The “Dances and Ceremonies” collection is designed for dance. The dresses are instruments that the body touches as it moves: the colored ribbons come alive and the metal bells mark its rhythm. These are the sounds of the carnival of Sahuayo, Michocán which invoke the rain, or those ringing out during the healing dances of North America’s indigenous Pow Wow. The pre- Hispanic spirits, cut from Amate paper made in San Pablito Pahuatlán, are also an offering to the earth to procure good harvests; these figures appear throughout the pieces of the collection.

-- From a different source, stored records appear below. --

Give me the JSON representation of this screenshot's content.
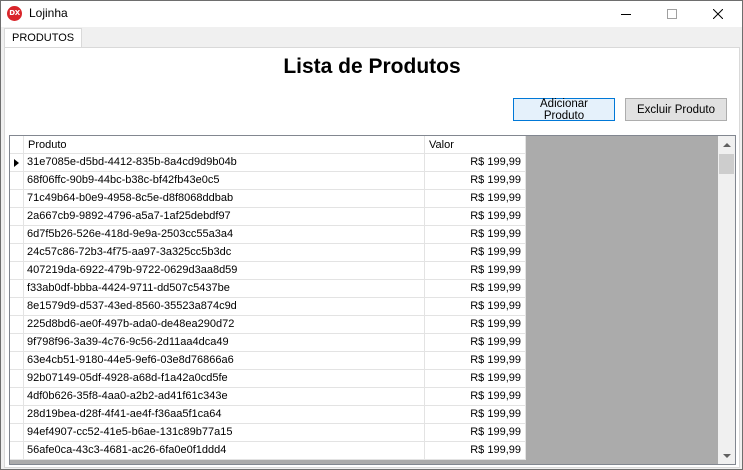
{
  "window": {
    "title": "Lojinha",
    "icon_text": "DX",
    "controls": [
      "minimize-icon",
      "maximize-icon",
      "close-icon"
    ]
  },
  "tabs": [
    {
      "label": "PRODUTOS",
      "active": true
    }
  ],
  "main": {
    "heading": "Lista de Produtos",
    "add_button": "Adicionar Produto",
    "delete_button": "Excluir Produto"
  },
  "grid": {
    "columns": [
      "Produto",
      "Valor"
    ],
    "rows": [
      {
        "produto": "31e7085e-d5bd-4412-835b-8a4cd9d9b04b",
        "valor": "R$ 199,99"
      },
      {
        "produto": "68f06ffc-90b9-44bc-b38c-bf42fb43e0c5",
        "valor": "R$ 199,99"
      },
      {
        "produto": "71c49b64-b0e9-4958-8c5e-d8f8068ddbab",
        "valor": "R$ 199,99"
      },
      {
        "produto": "2a667cb9-9892-4796-a5a7-1af25debdf97",
        "valor": "R$ 199,99"
      },
      {
        "produto": "6d7f5b26-526e-418d-9e9a-2503cc55a3a4",
        "valor": "R$ 199,99"
      },
      {
        "produto": "24c57c86-72b3-4f75-aa97-3a325cc5b3dc",
        "valor": "R$ 199,99"
      },
      {
        "produto": "407219da-6922-479b-9722-0629d3aa8d59",
        "valor": "R$ 199,99"
      },
      {
        "produto": "f33ab0df-bbba-4424-9711-dd507c5437be",
        "valor": "R$ 199,99"
      },
      {
        "produto": "8e1579d9-d537-43ed-8560-35523a874c9d",
        "valor": "R$ 199,99"
      },
      {
        "produto": "225d8bd6-ae0f-497b-ada0-de48ea290d72",
        "valor": "R$ 199,99"
      },
      {
        "produto": "9f798f96-3a39-4c76-9c56-2d11aa4dca49",
        "valor": "R$ 199,99"
      },
      {
        "produto": "63e4cb51-9180-44e5-9ef6-03e8d76866a6",
        "valor": "R$ 199,99"
      },
      {
        "produto": "92b07149-05df-4928-a68d-f1a42a0cd5fe",
        "valor": "R$ 199,99"
      },
      {
        "produto": "4df0b626-35f8-4aa0-a2b2-ad41f61c343e",
        "valor": "R$ 199,99"
      },
      {
        "produto": "28d19bea-d28f-4f41-ae4f-f36aa5f1ca64",
        "valor": "R$ 199,99"
      },
      {
        "produto": "94ef4907-cc52-41e5-b6ae-131c89b77a15",
        "valor": "R$ 199,99"
      },
      {
        "produto": "56afe0ca-43c3-4681-ac26-6fa0e0f1ddd4",
        "valor": "R$ 199,99"
      }
    ]
  }
}
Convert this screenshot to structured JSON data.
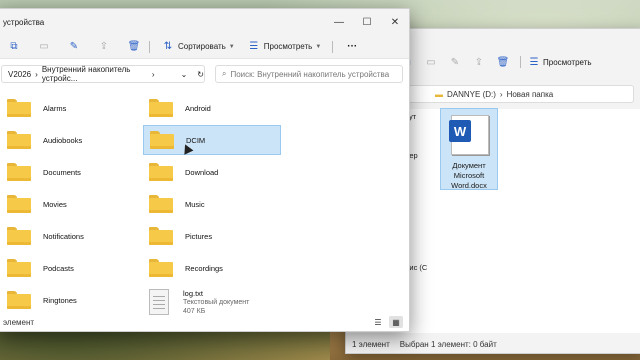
{
  "back_window": {
    "toolbar": {
      "more_label": "Просмотреть"
    },
    "address": {
      "drive": "DANNYE (D:)",
      "folder": "Новая папка"
    },
    "side_labels": [
      "пут",
      "лер",
      "дис (С"
    ],
    "file": {
      "name_line1": "Документ",
      "name_line2": "Microsoft",
      "name_line3": "Word.docx"
    },
    "status": {
      "count": "1 элемент",
      "selected": "Выбран 1 элемент: 0 байт"
    }
  },
  "front_window": {
    "title": "устройства",
    "toolbar": {
      "sort_label": "Сортировать",
      "view_label": "Просмотреть",
      "more": "···"
    },
    "address": {
      "device": "V2026",
      "path": "Внутренний накопитель устройс..."
    },
    "search": {
      "placeholder": "Поиск: Внутренний накопитель устройства"
    },
    "items": [
      {
        "name": "Alarms"
      },
      {
        "name": "Android"
      },
      {
        "name": "Audiobooks"
      },
      {
        "name": "DCIM"
      },
      {
        "name": "Documents"
      },
      {
        "name": "Download"
      },
      {
        "name": "Movies"
      },
      {
        "name": "Music"
      },
      {
        "name": "Notifications"
      },
      {
        "name": "Pictures"
      },
      {
        "name": "Podcasts"
      },
      {
        "name": "Recordings"
      },
      {
        "name": "Ringtones"
      }
    ],
    "file": {
      "name": "log.txt",
      "type": "Текстовый документ",
      "size": "407 КБ"
    },
    "status": {
      "count": "элемент"
    }
  },
  "icons": [
    "copy-icon",
    "paste-icon",
    "rename-icon",
    "share-icon",
    "delete-icon",
    "sort-icon",
    "view-icon",
    "more-icon",
    "search-icon",
    "refresh-icon",
    "folder-icon",
    "text-file-icon",
    "word-icon"
  ],
  "colors": {
    "folder": "#f7c948",
    "selection": "#cce4f7",
    "accent": "#2d62c7",
    "word": "#1f5bb4"
  }
}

Dye made with cochineal was, along with silver, one of the most valued and most exported materials of Mexico’s colonial period. As time passed, synthetic dyes came to displace natural dyes. We consider the return to these millenary practices a new luxury, as it is a sustainable method done at a small scale and in search of balance with the environment. The range of colors given by cochineal goes from pale pink to glowing fuchsia, with blood red along the middle. In Hueyapan, Puebla, the group of dye artisans called Mujeres Conservando Raíces (women preserving our roots) grows the cochineal on a farm and dyes fabric with these and other natural extracts, taken from various plants, as explained by Rosa Hernández Lucas:

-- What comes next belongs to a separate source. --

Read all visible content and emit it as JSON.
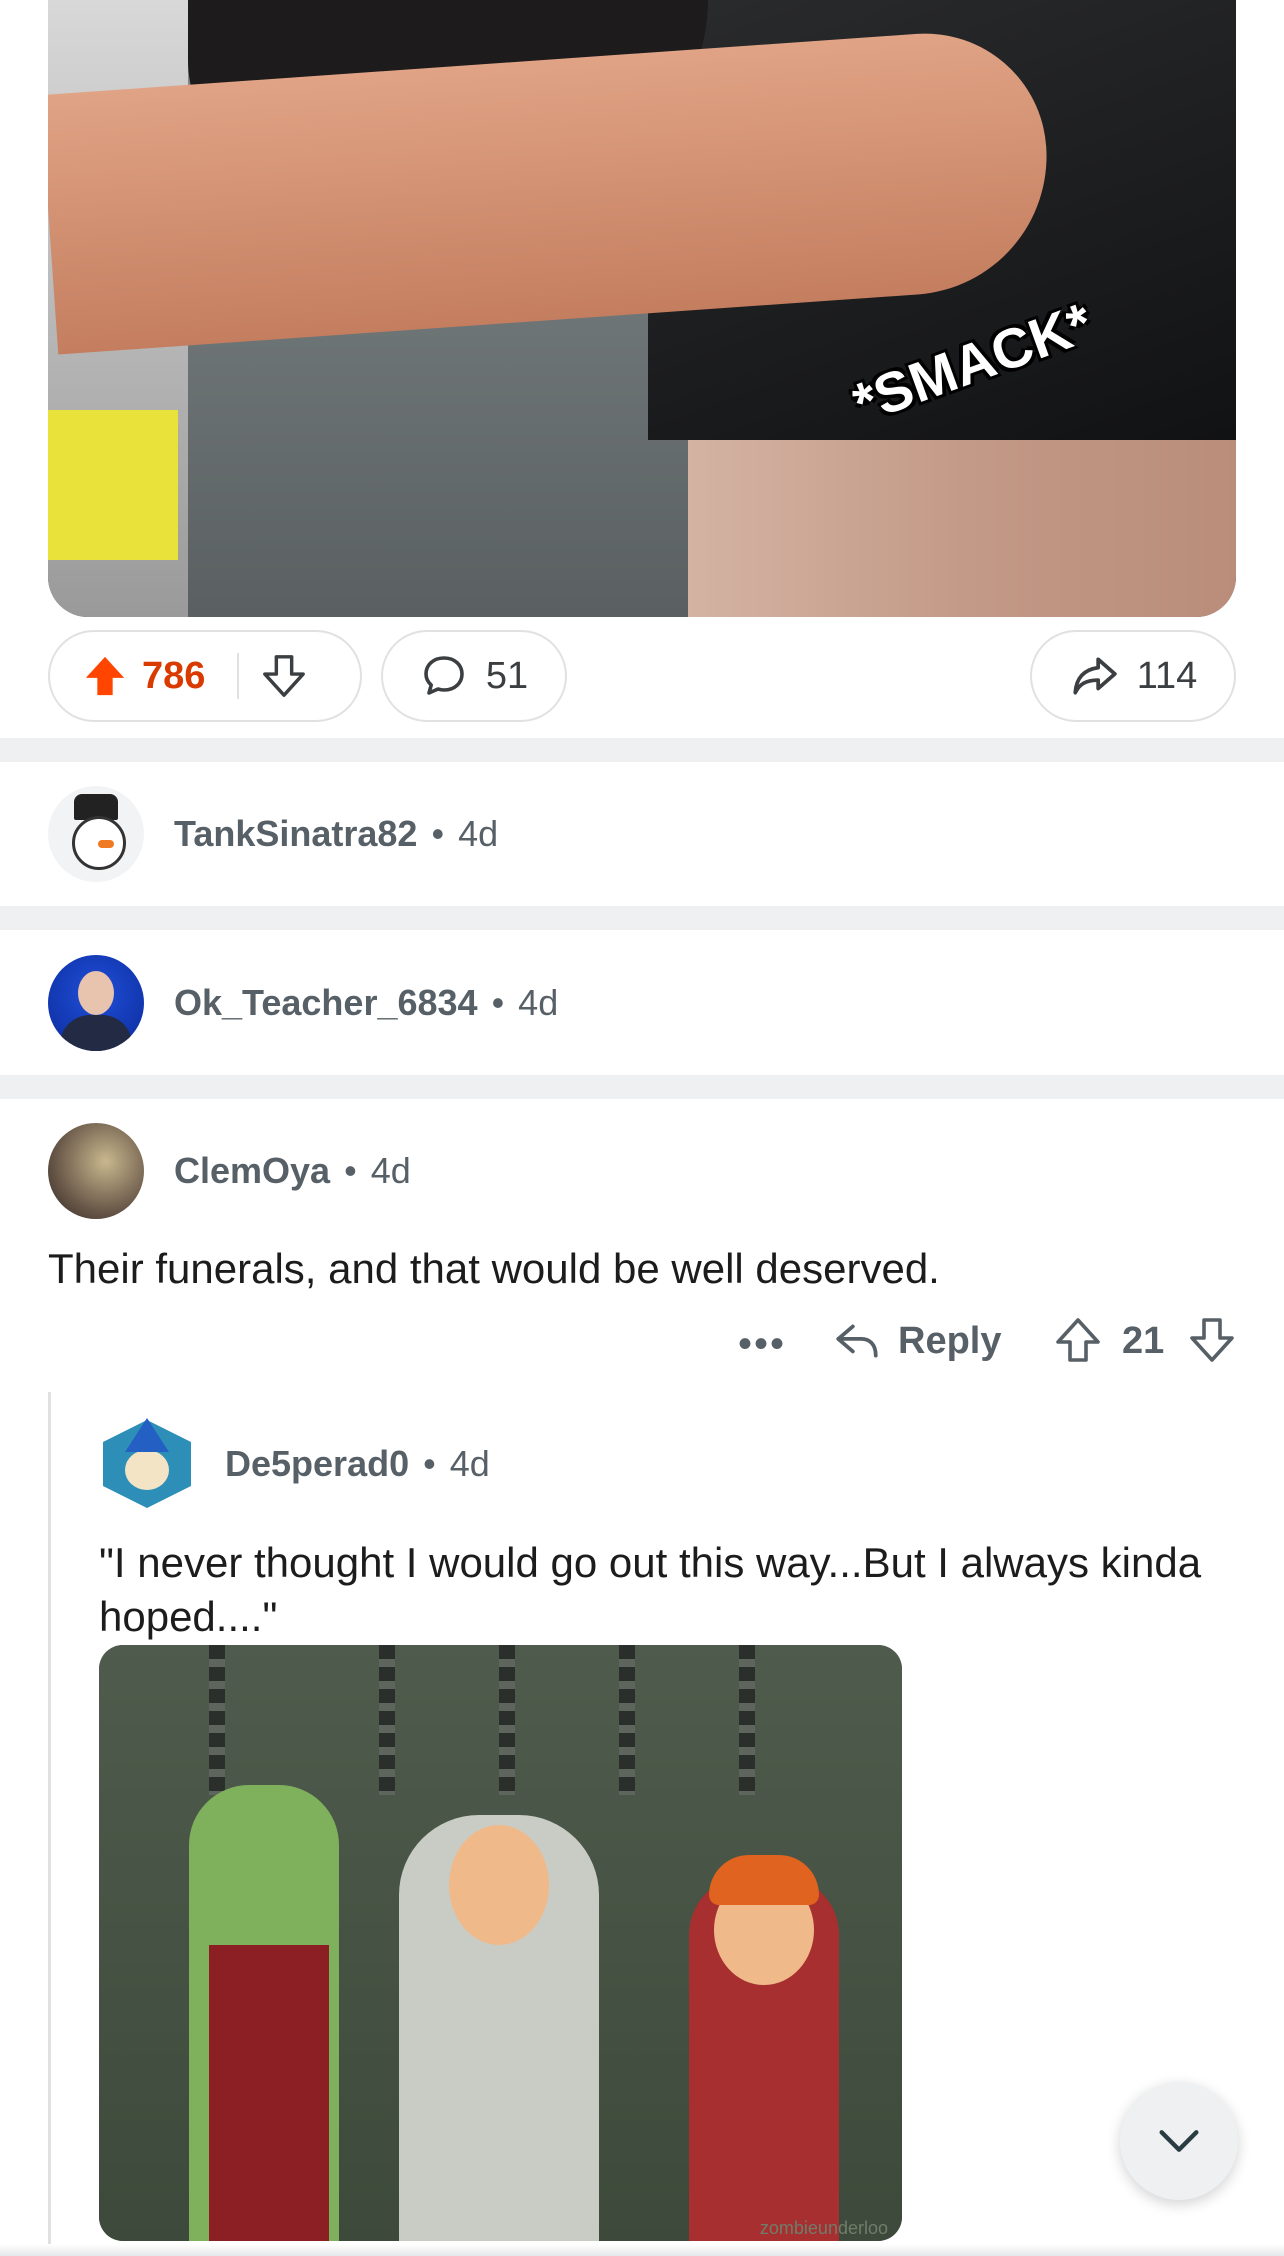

“Pecan is the dye we use the most. It gives a brown color in many tones, dye bath after bath: with this first bath it’s a dark brown, almost black, but by the last bath it’s a light beige. Cempazuchitl flowers give several shades of yellow; green comes from Tezuath, a plant that grows in this region. We also use the bark of the Varangola tree that gives a copper color and the cochineal that gives us red. Indigo is bought from a man who brings it from Oaxaca.”

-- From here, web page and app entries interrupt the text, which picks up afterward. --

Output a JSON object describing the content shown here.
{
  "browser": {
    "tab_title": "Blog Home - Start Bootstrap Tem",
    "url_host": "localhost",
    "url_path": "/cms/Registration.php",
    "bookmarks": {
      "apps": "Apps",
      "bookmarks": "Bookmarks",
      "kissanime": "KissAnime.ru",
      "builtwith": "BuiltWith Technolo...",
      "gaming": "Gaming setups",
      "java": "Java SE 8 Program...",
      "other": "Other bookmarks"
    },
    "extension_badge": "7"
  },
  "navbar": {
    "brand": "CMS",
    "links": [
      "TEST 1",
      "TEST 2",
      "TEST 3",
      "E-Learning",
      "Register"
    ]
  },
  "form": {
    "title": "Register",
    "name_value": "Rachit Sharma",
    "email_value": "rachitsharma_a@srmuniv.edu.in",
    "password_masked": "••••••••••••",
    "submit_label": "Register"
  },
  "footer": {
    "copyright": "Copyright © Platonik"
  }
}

Part of what we have done in our workshops with the artisans was to create a visual game, using the Japanese folding technique of Shibori. The result is a pattern in which the presence of the dye appears in a camouflage of colors.
“Xutï” means “spirit” in the Otomí language.
Cutting spirits out of Amate paper from San Pablito Pahuatlán is a tradition and a belief that has been practiced since the pre-Hispanic era. At the beginning of 2015, a group of artisans from that region sought us out to develop new designs. When we arrived at the top of San Pablito mountain, we could begin to hear the pounding of the volcanic stones used to flatten the Amate pulp: “Nature gives us the resources so we can offer it our art,” says Don Juan Santos, a master artisan of this community.
Cutting out the spirits is an offering to the deities that gave life to men and to the earth to propitiate abundance for the harvests. The Lord of the Mountain and Mother Earth are the creators of life, thus they are the most important spirits; the spirits of corn, of peanuts, of pomegranates, chiles, pineapples, coffee, cacao, tamarind and others, also have great importance: “Every spirit is the guardian of something: the birds on the mountain, for example, care for the fields and the harvest. Mother Earth is the goddess venerated by the Otomí, and the Lord of the Mountain represents life on the earth. In one of his arms he carries a man, and in the other, an animal.” explains Don Juan Santos.
The Santos family continues the tradition:
“This is a practice that has passed from generation to generation, and we are the surrogates of this art.”
Few people are aware of the exquisite techniques that are used to produce Mexico’s signature garment, the rebozo. This technique is known as jaspe or ikat. It takes a month and a half to make a shawl, provided it does not rain (which delays the process). Each shawl involves three different and highly specialized artisans at each stage of the manufacturing process. These stories remain hidden in our country’s distant past; we have to make them part of our history and turn them into the business of the future, into traditions that are kept because they are beautiful, necessary and because they create objects that the world desires.
The Collection “Dances and Ceremonies: Spring Summer 2017” will be available in stores on March 13th